And in that big picture, when a nonprofit assigns a subject invention to a company, that company is then restricted in its assignment of the invention (including exclusive sublicenses for all substantial rights), must share royalties with the inventors (this is independent of the university’s obligation to do so), must make an effort to attract small business licensees (sounds like a pro-competitive environment or a standard), and most of all, must use the balance of income after allowable costs for “scientific research or education”–that is, for a public interest purpose, not pocketed as profit. Holy cow, Batman–Bayh-Dole does have the public interest at heart. Too bad no one enforces the law.
If assignment approved, third party must pursue commercialization of the invention through patent filing or (for NIH) licensing of the invention as a research tool.
We have been through this once. No requirement to commercialize. No option not to file a patent application for institutional invention owners just because the invention is a research tool. At best, what the NIH is saying is that if an invention owner chooses not to file a patent application on a research tool, then the NIH will not request title to the invention if the grantee/contractor who has declined to retain title still retains title so long as it either goes ahead and files a patent application or without an ownership position in the invention goes ahead and licenses it anyway, as a bailment or copyright or trade secret or whatever.
All about right. The bigger point is that none of this is in Bayh-Dole. It’s a creature of the implementing regulations. Couldn’t help themselves once they started cooking up bureaucracy stew. If you think about it, there’s no meaningful logic here. If the contractor drops patenting, then the government has no need of a patent license–everyone can practice the invention. So what does the government gain by demanding the patent rights that a contractor has dropped in prosecution or after a patent has issued? Ah, the ability to license the invention exclusively–because to license non-exclusively when the invention would otherwise be available to all anyway would require some pretty special insight. Maybe for a standard. Maybe to disrupt companies in foreign countries. Heh, heh. Otherwise, pretty much the deal is that the federal government takes over ownership to trade in patent monopolies, as authorized by Bayh-Dole. Sorta sucks.

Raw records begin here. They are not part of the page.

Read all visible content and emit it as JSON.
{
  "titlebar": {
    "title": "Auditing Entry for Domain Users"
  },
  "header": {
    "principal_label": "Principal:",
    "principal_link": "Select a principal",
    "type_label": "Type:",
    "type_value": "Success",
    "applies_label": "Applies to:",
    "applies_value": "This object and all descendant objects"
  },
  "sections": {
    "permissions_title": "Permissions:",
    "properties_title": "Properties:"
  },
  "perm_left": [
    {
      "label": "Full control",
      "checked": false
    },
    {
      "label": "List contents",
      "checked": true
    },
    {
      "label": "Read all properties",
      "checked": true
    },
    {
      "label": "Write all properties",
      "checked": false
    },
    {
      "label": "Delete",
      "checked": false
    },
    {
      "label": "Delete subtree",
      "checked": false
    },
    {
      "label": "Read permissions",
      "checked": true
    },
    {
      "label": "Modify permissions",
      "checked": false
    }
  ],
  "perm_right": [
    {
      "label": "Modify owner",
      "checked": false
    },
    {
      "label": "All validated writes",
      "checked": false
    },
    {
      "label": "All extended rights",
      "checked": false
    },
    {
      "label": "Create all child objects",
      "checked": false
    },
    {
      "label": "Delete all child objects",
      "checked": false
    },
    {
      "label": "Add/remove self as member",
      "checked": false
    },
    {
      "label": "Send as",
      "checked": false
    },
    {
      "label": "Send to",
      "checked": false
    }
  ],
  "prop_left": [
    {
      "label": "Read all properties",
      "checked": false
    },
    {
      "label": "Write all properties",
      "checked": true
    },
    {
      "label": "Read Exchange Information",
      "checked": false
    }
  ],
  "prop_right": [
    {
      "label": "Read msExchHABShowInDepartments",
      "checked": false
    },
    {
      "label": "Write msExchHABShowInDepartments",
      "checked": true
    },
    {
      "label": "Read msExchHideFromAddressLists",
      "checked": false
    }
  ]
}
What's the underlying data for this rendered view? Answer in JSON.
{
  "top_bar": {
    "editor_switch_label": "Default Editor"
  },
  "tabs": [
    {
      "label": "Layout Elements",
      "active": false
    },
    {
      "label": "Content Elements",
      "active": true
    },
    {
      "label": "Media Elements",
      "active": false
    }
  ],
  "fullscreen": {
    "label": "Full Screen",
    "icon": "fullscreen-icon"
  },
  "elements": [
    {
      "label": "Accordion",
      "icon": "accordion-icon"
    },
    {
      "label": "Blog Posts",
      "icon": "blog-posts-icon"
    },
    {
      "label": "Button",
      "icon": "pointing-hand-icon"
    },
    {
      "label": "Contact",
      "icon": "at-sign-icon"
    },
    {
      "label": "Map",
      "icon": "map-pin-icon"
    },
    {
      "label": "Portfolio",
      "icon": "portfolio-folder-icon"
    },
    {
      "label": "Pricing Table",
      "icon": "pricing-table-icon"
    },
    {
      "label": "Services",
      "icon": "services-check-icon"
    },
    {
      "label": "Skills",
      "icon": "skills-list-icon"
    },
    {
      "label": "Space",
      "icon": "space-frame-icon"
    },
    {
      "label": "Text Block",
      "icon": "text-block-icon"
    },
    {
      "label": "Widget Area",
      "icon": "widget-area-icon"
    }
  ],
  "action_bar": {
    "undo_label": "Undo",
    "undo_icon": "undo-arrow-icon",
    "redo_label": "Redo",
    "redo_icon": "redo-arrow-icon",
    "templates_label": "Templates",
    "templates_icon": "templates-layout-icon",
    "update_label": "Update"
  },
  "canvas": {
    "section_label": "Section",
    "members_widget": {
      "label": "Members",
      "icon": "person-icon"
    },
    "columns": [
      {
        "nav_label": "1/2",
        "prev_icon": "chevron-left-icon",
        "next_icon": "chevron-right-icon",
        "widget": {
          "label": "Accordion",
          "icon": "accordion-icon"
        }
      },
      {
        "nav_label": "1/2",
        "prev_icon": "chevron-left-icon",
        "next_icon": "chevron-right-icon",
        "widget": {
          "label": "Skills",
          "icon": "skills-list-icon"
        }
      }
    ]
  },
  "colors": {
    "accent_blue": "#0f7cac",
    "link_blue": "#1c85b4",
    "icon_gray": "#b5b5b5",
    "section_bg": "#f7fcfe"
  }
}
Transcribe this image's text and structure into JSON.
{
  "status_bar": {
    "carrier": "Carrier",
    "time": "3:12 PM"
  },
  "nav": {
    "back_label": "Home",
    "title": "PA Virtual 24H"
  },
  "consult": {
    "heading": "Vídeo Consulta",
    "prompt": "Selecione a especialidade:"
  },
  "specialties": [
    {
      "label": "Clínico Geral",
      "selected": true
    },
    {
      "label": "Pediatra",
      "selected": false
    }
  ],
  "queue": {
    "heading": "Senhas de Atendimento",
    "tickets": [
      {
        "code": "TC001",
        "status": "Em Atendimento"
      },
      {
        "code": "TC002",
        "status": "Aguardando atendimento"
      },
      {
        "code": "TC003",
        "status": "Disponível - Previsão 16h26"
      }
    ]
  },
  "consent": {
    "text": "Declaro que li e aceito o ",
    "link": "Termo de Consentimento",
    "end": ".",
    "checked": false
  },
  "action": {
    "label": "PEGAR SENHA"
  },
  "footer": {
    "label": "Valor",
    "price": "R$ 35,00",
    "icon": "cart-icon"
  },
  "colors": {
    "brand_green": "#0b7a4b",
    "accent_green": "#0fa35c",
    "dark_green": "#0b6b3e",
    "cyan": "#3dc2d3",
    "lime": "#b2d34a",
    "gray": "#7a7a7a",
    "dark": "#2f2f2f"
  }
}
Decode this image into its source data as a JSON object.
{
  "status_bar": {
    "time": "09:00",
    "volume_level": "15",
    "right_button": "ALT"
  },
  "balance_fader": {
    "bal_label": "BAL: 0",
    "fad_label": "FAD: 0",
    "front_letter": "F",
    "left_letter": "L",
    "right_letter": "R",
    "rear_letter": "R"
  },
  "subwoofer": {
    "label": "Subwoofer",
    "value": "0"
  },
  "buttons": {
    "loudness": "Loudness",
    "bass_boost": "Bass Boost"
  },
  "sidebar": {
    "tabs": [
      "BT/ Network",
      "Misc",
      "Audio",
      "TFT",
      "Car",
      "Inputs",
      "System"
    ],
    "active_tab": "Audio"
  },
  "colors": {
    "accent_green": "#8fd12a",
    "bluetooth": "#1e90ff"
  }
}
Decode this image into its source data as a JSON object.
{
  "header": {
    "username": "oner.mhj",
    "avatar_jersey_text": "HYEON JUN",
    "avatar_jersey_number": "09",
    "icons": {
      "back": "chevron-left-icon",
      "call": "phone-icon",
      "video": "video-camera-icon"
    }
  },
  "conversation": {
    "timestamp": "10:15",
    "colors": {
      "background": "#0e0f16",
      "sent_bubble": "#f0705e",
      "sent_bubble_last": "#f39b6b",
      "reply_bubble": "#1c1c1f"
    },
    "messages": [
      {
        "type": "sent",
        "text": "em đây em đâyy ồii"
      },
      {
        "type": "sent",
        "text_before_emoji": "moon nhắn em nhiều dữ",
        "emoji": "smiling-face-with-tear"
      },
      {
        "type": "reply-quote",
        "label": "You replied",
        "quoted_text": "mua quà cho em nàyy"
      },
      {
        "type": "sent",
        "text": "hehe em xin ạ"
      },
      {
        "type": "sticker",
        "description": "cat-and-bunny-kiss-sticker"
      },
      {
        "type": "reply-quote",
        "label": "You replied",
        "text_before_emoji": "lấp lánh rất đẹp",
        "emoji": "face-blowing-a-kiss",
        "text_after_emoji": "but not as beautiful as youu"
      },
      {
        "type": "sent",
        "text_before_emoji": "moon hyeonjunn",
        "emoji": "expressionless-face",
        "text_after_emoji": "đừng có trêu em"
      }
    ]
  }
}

This is just something that’s true. Bayh-Dole requires federal agencies to insert an invention utilization reporting clause. But Bayh-Dole does not require federal agencies to obtain those reports. The NIH does. Bayh-Dole purports to make those reports government secrets, excluded from FOIA. Actually, FOIA doesn’t allow what Bayh-Dole claims–and especially what the standard patent rights clause claims–but no matter, Bayh-Dole gets to make things up any way it wants, and so do federal agencies, apparently. Freedom from public oversight and accountability–true bliss for patent speculators!
That’s enough. You get the picture. The NIH does a terrible job of presenting Bayh-Dole in trying to be helpful about reporting requirements.